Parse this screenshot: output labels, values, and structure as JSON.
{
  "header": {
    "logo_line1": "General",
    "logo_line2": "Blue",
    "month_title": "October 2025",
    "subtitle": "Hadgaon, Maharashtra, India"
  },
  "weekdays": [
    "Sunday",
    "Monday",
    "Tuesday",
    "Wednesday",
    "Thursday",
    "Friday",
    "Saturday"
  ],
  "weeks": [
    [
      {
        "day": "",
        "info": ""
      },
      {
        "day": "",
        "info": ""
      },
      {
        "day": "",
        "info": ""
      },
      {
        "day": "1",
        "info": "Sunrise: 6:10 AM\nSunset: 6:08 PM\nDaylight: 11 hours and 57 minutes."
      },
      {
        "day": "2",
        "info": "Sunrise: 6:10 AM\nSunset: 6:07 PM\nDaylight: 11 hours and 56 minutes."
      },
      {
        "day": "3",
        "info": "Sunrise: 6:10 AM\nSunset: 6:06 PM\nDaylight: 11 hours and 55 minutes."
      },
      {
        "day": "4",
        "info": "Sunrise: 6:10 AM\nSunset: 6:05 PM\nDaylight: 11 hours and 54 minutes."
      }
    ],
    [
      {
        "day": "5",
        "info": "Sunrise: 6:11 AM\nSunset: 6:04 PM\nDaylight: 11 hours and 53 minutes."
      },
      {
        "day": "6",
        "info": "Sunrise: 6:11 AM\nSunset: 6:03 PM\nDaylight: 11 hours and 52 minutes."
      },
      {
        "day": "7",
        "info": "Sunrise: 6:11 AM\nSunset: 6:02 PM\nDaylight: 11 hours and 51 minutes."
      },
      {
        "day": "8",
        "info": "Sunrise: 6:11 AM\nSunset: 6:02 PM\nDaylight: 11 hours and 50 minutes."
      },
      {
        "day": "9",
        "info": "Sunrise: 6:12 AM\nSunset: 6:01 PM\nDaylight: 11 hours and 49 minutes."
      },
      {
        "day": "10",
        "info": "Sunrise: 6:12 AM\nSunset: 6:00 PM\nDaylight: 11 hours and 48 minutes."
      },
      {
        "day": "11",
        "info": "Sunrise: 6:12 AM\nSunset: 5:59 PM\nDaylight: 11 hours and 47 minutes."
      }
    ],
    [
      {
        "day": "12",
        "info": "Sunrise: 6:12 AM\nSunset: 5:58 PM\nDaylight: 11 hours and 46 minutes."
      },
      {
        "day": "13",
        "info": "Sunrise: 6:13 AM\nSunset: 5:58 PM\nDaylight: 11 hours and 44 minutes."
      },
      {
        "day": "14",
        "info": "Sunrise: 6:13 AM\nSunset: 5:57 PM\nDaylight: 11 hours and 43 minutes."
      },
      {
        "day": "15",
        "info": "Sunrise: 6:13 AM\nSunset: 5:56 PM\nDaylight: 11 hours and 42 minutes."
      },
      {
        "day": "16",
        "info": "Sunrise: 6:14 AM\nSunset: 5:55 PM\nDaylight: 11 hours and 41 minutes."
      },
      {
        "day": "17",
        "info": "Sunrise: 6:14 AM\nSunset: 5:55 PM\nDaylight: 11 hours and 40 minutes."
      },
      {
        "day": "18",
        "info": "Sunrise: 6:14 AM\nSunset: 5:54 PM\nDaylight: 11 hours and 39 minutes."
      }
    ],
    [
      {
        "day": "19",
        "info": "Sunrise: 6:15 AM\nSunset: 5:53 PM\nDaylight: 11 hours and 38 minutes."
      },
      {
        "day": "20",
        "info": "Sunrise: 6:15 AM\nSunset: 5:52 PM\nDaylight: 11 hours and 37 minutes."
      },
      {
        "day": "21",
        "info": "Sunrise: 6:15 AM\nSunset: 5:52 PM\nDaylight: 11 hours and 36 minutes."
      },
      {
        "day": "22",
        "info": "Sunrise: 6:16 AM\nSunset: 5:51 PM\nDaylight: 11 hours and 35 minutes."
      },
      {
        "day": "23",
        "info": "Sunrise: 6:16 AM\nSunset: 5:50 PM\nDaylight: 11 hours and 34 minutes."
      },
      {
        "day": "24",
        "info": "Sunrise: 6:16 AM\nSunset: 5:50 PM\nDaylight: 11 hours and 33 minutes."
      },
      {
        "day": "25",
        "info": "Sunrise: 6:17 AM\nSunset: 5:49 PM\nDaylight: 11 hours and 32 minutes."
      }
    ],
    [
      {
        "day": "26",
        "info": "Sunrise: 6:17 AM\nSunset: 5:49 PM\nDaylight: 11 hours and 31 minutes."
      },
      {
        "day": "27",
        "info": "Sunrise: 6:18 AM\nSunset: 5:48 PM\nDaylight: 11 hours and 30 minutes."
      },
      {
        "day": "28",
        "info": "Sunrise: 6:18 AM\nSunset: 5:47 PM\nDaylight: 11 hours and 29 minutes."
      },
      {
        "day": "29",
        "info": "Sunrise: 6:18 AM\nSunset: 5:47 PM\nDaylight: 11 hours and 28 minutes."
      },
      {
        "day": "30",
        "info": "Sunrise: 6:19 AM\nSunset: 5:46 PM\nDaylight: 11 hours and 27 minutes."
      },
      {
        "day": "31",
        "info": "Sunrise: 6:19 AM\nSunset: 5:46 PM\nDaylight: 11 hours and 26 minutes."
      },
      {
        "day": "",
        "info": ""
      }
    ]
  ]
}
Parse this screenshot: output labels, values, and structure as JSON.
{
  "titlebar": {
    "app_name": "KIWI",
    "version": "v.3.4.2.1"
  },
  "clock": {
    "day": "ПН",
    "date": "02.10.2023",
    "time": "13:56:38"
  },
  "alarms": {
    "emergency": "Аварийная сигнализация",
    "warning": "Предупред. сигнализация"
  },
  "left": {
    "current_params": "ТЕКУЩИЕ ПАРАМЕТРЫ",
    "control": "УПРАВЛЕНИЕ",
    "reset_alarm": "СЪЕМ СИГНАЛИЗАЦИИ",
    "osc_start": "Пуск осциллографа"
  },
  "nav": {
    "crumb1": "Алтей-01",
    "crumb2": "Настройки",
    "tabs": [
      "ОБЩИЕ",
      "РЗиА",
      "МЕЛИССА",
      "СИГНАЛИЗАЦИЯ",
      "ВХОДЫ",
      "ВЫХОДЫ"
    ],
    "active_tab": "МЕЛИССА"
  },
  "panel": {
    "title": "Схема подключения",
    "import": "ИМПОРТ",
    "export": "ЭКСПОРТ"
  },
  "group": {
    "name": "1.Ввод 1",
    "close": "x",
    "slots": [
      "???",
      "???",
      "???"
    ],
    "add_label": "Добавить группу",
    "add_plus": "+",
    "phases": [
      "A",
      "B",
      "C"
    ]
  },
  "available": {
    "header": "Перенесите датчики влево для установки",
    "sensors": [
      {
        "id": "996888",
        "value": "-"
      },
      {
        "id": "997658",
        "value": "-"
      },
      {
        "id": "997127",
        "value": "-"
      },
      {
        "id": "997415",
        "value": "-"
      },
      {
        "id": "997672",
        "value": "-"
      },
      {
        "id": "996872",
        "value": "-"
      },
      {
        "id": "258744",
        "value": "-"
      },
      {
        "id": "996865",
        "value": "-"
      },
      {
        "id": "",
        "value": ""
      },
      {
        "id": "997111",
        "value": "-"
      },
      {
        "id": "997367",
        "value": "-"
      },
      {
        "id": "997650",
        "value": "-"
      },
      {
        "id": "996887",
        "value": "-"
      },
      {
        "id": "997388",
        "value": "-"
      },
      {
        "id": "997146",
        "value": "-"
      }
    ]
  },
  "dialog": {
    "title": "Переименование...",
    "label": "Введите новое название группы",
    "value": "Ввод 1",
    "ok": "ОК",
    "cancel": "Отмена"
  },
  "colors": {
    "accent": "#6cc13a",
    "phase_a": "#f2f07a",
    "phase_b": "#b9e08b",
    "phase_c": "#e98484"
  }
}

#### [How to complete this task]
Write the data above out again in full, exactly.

#### [Completed task]
Parse this screenshot: output labels, values, and structure as JSON.
{
  "header": {
    "logo_line1": "General",
    "logo_line2": "Blue",
    "month_title": "October 2025",
    "subtitle": "Hadgaon, Maharashtra, India"
  },
  "weekdays": [
    "Sunday",
    "Monday",
    "Tuesday",
    "Wednesday",
    "Thursday",
    "Friday",
    "Saturday"
  ],
  "weeks": [
    [
      {
        "day": "",
        "info": ""
      },
      {
        "day": "",
        "info": ""
      },
      {
        "day": "",
        "info": ""
      },
      {
        "day": "1",
        "info": "Sunrise: 6:10 AM\nSunset: 6:08 PM\nDaylight: 11 hours and 57 minutes."
      },
      {
        "day": "2",
        "info": "Sunrise: 6:10 AM\nSunset: 6:07 PM\nDaylight: 11 hours and 56 minutes."
      },
      {
        "day": "3",
        "info": "Sunrise: 6:10 AM\nSunset: 6:06 PM\nDaylight: 11 hours and 55 minutes."
      },
      {
        "day": "4",
        "info": "Sunrise: 6:10 AM\nSunset: 6:05 PM\nDaylight: 11 hours and 54 minutes."
      }
    ],
    [
      {
        "day": "5",
        "info": "Sunrise: 6:11 AM\nSunset: 6:04 PM\nDaylight: 11 hours and 53 minutes."
      },
      {
        "day": "6",
        "info": "Sunrise: 6:11 AM\nSunset: 6:03 PM\nDaylight: 11 hours and 52 minutes."
      },
      {
        "day": "7",
        "info": "Sunrise: 6:11 AM\nSunset: 6:02 PM\nDaylight: 11 hours and 51 minutes."
      },
      {
        "day": "8",
        "info": "Sunrise: 6:11 AM\nSunset: 6:02 PM\nDaylight: 11 hours and 50 minutes."
      },
      {
        "day": "9",
        "info": "Sunrise: 6:12 AM\nSunset: 6:01 PM\nDaylight: 11 hours and 49 minutes."
      },
      {
        "day": "10",
        "info": "Sunrise: 6:12 AM\nSunset: 6:00 PM\nDaylight: 11 hours and 48 minutes."
      },
      {
        "day": "11",
        "info": "Sunrise: 6:12 AM\nSunset: 5:59 PM\nDaylight: 11 hours and 47 minutes."
      }
    ],
    [
      {
        "day": "12",
        "info": "Sunrise: 6:12 AM\nSunset: 5:58 PM\nDaylight: 11 hours and 46 minutes."
      },
      {
        "day": "13",
        "info": "Sunrise: 6:13 AM\nSunset: 5:58 PM\nDaylight: 11 hours and 44 minutes."
      },
      {
        "day": "14",
        "info": "Sunrise: 6:13 AM\nSunset: 5:57 PM\nDaylight: 11 hours and 43 minutes."
      },
      {
        "day": "15",
        "info": "Sunrise: 6:13 AM\nSunset: 5:56 PM\nDaylight: 11 hours and 42 minutes."
      },
      {
        "day": "16",
        "info": "Sunrise: 6:14 AM\nSunset: 5:55 PM\nDaylight: 11 hours and 41 minutes."
      },
      {
        "day": "17",
        "info": "Sunrise: 6:14 AM\nSunset: 5:55 PM\nDaylight: 11 hours and 40 minutes."
      },
      {
        "day": "18",
        "info": "Sunrise: 6:14 AM\nSunset: 5:54 PM\nDaylight: 11 hours and 39 minutes."
      }
    ],
    [
      {
        "day": "19",
        "info": "Sunrise: 6:15 AM\nSunset: 5:53 PM\nDaylight: 11 hours and 38 minutes."
      },
      {
        "day": "20",
        "info": "Sunrise: 6:15 AM\nSunset: 5:52 PM\nDaylight: 11 hours and 37 minutes."
      },
      {
        "day": "21",
        "info": "Sunrise: 6:15 AM\nSunset: 5:52 PM\nDaylight: 11 hours and 36 minutes."
      },
      {
        "day": "22",
        "info": "Sunrise: 6:16 AM\nSunset: 5:51 PM\nDaylight: 11 hours and 35 minutes."
      },
      {
        "day": "23",
        "info": "Sunrise: 6:16 AM\nSunset: 5:50 PM\nDaylight: 11 hours and 34 minutes."
      },
      {
        "day": "24",
        "info": "Sunrise: 6:16 AM\nSunset: 5:50 PM\nDaylight: 11 hours and 33 minutes."
      },
      {
        "day": "25",
        "info": "Sunrise: 6:17 AM\nSunset: 5:49 PM\nDaylight: 11 hours and 32 minutes."
      }
    ],
    [
      {
        "day": "26",
        "info": "Sunrise: 6:17 AM\nSunset: 5:49 PM\nDaylight: 11 hours and 31 minutes."
      },
      {
        "day": "27",
        "info": "Sunrise: 6:18 AM\nSunset: 5:48 PM\nDaylight: 11 hours and 30 minutes."
      },
      {
        "day": "28",
        "info": "Sunrise: 6:18 AM\nSunset: 5:47 PM\nDaylight: 11 hours and 29 minutes."
      },
      {
        "day": "29",
        "info": "Sunrise: 6:18 AM\nSunset: 5:47 PM\nDaylight: 11 hours and 28 minutes."
      },
      {
        "day": "30",
        "info": "Sunrise: 6:19 AM\nSunset: 5:46 PM\nDaylight: 11 hours and 27 minutes."
      },
      {
        "day": "31",
        "info": "Sunrise: 6:19 AM\nSunset: 5:46 PM\nDaylight: 11 hours and 26 minutes."
      },
      {
        "day": "",
        "info": ""
      }
    ]
  ]
}
Parse this screenshot: output labels, values, and structure as JSON.
{
  "titlebar": {
    "app_name": "KIWI",
    "version": "v.3.4.2.1"
  },
  "clock": {
    "day": "ПН",
    "date": "02.10.2023",
    "time": "13:56:38"
  },
  "alarms": {
    "emergency": "Аварийная сигнализация",
    "warning": "Предупред. сигнализация"
  },
  "left": {
    "current_params": "ТЕКУЩИЕ ПАРАМЕТРЫ",
    "control": "УПРАВЛЕНИЕ",
    "reset_alarm": "СЪЕМ СИГНАЛИЗАЦИИ",
    "osc_start": "Пуск осциллографа"
  },
  "nav": {
    "crumb1": "Алтей-01",
    "crumb2": "Настройки",
    "tabs": [
      "ОБЩИЕ",
      "РЗиА",
      "МЕЛИССА",
      "СИГНАЛИЗАЦИЯ",
      "ВХОДЫ",
      "ВЫХОДЫ"
    ],
    "active_tab": "МЕЛИССА"
  },
  "panel": {
    "title": "Схема подключения",
    "import": "ИМПОРТ",
    "export": "ЭКСПОРТ"
  },
  "group": {
    "name": "1.Ввод 1",
    "close": "x",
    "slots": [
      "???",
      "???",
      "???"
    ],
    "add_label": "Добавить группу",
    "add_plus": "+",
    "phases": [
      "A",
      "B",
      "C"
    ]
  },
  "available": {
    "header": "Перенесите датчики влево для установки",
    "sensors": [
      {
        "id": "996888",
        "value": "-"
      },
      {
        "id": "997658",
        "value": "-"
      },
      {
        "id": "997127",
        "value": "-"
      },
      {
        "id": "997415",
        "value": "-"
      },
      {
        "id": "997672",
        "value": "-"
      },
      {
        "id": "996872",
        "value": "-"
      },
      {
        "id": "258744",
        "value": "-"
      },
      {
        "id": "996865",
        "value": "-"
      },
      {
        "id": "",
        "value": ""
      },
      {
        "id": "997111",
        "value": "-"
      },
      {
        "id": "997367",
        "value": "-"
      },
      {
        "id": "997650",
        "value": "-"
      },
      {
        "id": "996887",
        "value": "-"
      },
      {
        "id": "997388",
        "value": "-"
      },
      {
        "id": "997146",
        "value": "-"
      }
    ]
  },
  "dialog": {
    "title": "Переименование...",
    "label": "Введите новое название группы",
    "value": "Ввод 1",
    "ok": "ОК",
    "cancel": "Отмена"
  },
  "colors": {
    "accent": "#6cc13a",
    "phase_a": "#f2f07a",
    "phase_b": "#b9e08b",
    "phase_c": "#e98484"
  }
}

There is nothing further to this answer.